--- Exercise goal ---
Every line with the string "true" should be copied from the data.

--- Extracted information ---
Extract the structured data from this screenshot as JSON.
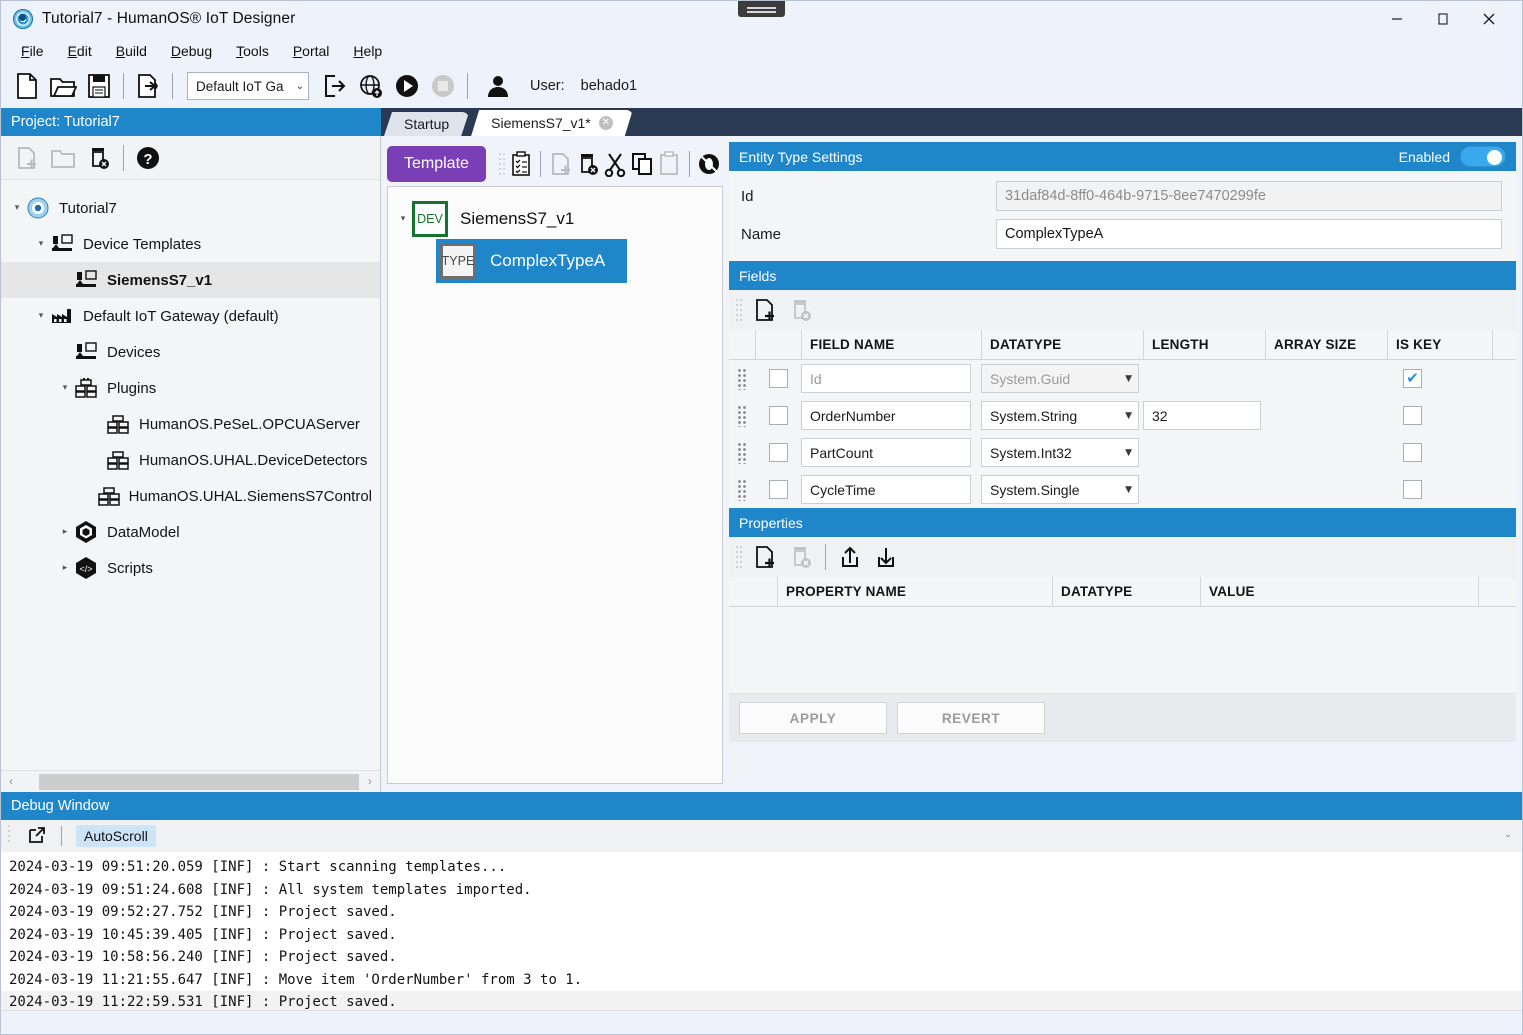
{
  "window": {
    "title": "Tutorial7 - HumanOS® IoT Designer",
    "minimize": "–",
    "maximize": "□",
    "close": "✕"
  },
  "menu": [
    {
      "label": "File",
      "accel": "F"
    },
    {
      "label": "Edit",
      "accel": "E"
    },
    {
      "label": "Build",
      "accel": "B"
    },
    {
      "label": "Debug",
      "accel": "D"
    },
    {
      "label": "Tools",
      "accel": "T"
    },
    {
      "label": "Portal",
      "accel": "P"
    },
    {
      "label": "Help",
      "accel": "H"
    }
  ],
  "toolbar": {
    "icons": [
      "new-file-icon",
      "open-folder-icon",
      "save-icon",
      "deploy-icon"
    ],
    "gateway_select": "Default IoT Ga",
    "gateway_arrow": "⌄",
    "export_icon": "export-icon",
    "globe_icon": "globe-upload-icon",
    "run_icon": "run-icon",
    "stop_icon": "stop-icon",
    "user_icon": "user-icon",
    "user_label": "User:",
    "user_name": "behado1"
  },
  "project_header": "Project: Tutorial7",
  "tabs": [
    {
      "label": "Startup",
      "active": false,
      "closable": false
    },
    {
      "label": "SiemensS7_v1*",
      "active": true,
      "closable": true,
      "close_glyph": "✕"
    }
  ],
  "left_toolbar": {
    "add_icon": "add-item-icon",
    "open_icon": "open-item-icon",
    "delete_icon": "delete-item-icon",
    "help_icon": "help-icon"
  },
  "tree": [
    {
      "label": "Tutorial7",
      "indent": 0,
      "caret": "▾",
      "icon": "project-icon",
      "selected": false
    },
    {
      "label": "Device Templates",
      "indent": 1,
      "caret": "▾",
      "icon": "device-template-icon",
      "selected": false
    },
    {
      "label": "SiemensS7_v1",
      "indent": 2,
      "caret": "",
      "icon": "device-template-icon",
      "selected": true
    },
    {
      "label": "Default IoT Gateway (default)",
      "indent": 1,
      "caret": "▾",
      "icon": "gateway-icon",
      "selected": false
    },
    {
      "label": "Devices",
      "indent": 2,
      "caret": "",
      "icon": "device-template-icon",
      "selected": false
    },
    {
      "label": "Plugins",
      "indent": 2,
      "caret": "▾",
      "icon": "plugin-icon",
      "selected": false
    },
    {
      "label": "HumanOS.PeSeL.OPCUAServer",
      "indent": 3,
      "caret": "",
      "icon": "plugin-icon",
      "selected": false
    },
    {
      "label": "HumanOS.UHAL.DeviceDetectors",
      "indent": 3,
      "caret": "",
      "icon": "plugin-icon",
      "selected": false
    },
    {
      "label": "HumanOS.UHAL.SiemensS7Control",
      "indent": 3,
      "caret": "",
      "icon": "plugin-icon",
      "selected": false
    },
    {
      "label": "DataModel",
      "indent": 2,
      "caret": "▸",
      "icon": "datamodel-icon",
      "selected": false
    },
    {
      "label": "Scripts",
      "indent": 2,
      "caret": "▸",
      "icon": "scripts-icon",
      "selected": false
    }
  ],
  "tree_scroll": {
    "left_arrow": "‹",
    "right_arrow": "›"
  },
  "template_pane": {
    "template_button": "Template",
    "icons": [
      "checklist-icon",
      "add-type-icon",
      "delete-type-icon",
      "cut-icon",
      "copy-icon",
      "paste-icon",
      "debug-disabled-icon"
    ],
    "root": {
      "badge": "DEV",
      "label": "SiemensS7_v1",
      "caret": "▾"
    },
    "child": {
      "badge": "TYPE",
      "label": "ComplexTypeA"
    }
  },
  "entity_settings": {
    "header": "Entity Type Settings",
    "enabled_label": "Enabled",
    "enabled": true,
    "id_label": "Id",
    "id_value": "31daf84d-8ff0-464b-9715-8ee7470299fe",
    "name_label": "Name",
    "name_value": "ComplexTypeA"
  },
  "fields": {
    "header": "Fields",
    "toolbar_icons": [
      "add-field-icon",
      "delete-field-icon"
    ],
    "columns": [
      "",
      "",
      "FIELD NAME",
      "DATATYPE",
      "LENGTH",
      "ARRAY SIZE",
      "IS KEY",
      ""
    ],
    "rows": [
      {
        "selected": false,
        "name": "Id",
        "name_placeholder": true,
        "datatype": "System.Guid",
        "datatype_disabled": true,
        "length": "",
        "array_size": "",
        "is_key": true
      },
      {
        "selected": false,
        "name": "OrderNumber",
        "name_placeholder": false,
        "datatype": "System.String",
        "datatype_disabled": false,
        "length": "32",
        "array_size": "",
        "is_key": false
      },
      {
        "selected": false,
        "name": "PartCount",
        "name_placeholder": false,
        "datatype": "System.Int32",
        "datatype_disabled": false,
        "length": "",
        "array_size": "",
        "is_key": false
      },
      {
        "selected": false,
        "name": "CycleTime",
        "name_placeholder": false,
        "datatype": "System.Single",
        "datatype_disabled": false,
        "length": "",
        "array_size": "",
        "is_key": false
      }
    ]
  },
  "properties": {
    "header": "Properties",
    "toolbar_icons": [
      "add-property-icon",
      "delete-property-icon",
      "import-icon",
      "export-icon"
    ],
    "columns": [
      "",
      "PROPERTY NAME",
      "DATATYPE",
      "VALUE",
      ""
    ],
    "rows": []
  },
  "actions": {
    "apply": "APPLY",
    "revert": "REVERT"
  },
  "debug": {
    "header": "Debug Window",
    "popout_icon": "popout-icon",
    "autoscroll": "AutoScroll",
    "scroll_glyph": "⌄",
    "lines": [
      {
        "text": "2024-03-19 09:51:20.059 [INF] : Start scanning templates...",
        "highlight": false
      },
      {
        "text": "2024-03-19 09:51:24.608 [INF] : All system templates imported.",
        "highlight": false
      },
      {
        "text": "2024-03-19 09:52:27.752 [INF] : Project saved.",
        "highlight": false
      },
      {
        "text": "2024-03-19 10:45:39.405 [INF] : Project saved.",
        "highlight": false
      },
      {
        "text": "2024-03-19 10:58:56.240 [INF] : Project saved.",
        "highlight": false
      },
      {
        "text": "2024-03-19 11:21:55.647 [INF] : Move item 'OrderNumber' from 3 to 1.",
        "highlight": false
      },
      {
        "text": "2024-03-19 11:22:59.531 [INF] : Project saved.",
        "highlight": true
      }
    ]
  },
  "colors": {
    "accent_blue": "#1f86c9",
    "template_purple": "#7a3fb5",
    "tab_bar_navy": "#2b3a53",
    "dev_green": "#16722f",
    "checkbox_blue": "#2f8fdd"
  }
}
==
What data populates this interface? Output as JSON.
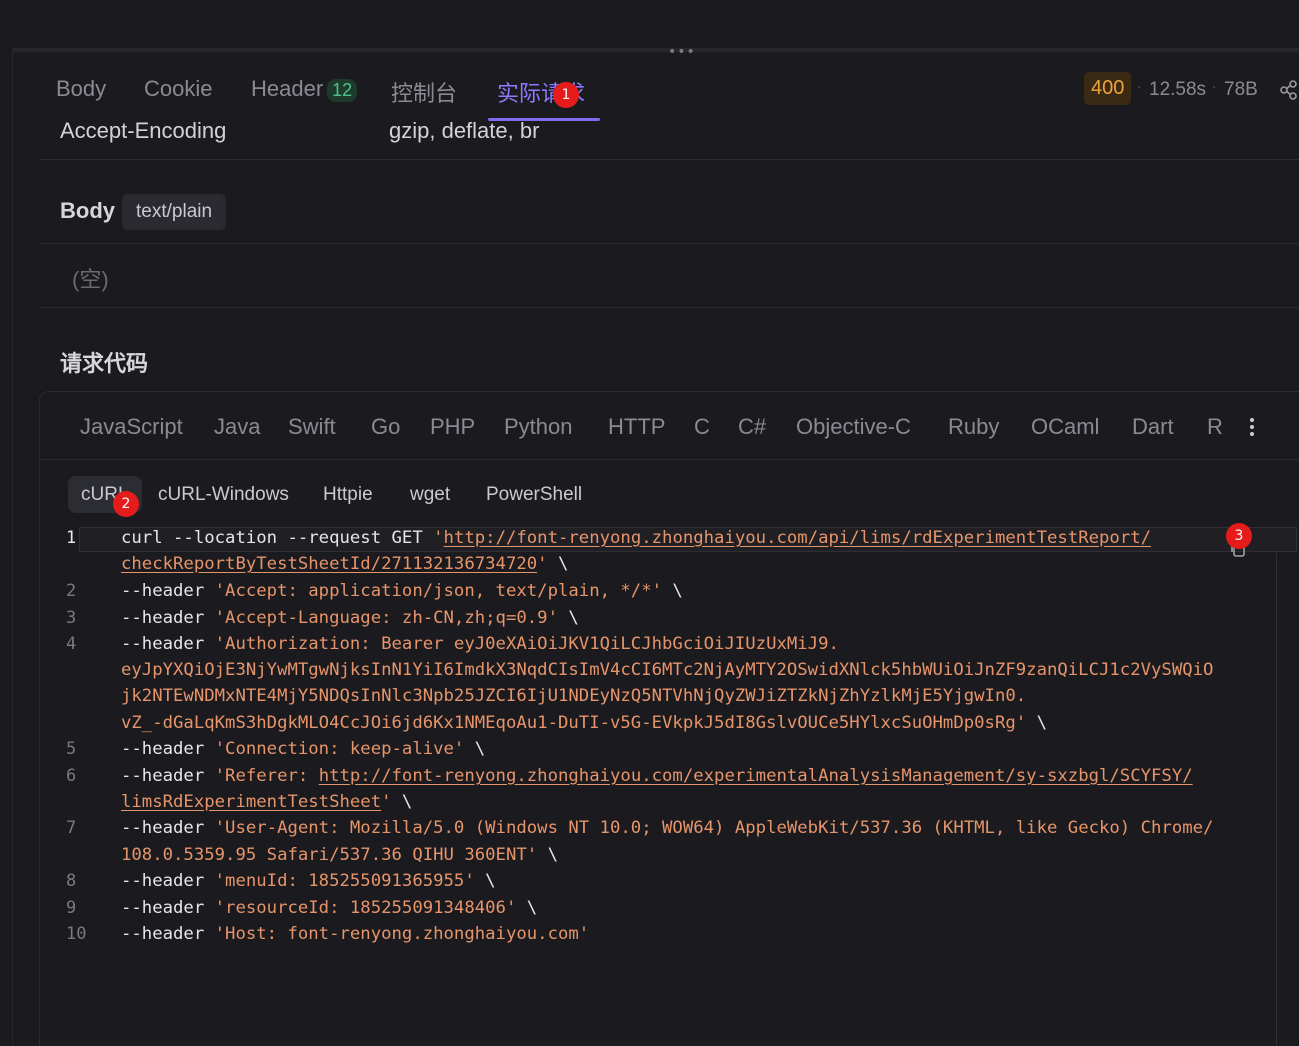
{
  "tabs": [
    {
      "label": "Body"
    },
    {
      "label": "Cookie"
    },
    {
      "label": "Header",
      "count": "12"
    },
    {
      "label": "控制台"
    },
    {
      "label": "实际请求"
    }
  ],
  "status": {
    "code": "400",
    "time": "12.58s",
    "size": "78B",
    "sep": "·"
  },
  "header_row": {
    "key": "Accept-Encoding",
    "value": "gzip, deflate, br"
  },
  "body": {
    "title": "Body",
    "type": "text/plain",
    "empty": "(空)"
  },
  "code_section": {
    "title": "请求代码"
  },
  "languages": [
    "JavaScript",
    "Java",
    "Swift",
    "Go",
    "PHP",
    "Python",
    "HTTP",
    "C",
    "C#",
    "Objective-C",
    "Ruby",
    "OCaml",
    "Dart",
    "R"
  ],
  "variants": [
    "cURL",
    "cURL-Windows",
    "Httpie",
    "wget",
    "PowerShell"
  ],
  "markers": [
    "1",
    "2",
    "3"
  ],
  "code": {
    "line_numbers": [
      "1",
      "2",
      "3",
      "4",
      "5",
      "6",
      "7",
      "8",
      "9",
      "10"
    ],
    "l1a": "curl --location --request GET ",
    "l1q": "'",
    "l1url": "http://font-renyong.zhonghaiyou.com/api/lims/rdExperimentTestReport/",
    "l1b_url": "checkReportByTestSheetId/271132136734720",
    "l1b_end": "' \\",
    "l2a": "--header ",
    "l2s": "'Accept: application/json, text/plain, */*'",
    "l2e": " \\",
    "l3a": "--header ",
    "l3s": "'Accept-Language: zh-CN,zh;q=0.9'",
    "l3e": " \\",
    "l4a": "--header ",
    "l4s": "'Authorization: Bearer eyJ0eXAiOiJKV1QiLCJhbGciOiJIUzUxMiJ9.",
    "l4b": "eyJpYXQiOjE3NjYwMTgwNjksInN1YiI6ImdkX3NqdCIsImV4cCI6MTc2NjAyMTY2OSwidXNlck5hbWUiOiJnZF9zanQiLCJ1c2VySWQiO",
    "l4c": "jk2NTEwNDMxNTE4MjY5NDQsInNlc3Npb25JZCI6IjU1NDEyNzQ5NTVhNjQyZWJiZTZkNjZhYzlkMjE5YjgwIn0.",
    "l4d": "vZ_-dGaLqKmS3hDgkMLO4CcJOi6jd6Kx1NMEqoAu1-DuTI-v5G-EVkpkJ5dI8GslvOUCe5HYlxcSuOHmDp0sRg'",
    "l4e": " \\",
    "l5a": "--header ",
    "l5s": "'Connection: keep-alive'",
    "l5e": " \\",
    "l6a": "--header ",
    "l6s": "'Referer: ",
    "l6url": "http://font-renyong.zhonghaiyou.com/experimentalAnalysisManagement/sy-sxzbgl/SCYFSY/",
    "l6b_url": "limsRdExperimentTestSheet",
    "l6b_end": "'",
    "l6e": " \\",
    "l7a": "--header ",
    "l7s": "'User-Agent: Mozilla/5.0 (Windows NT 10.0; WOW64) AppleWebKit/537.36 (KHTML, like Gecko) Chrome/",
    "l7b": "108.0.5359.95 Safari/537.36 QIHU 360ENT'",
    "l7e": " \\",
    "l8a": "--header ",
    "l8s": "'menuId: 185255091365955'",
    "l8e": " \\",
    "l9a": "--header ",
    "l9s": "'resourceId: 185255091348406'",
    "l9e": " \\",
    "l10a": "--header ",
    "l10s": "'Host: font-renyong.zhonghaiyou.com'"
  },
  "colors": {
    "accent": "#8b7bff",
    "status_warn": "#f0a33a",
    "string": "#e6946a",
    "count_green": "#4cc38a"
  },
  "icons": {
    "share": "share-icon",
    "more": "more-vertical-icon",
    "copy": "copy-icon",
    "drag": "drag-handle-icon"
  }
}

--- Task answer ---
      "active": true,
      "closable": true,
      "selected": true
    "enabled": true,
        "name_placeholder": true,
        "datatype_disabled": true,
        "is_key": true
        "highlight": true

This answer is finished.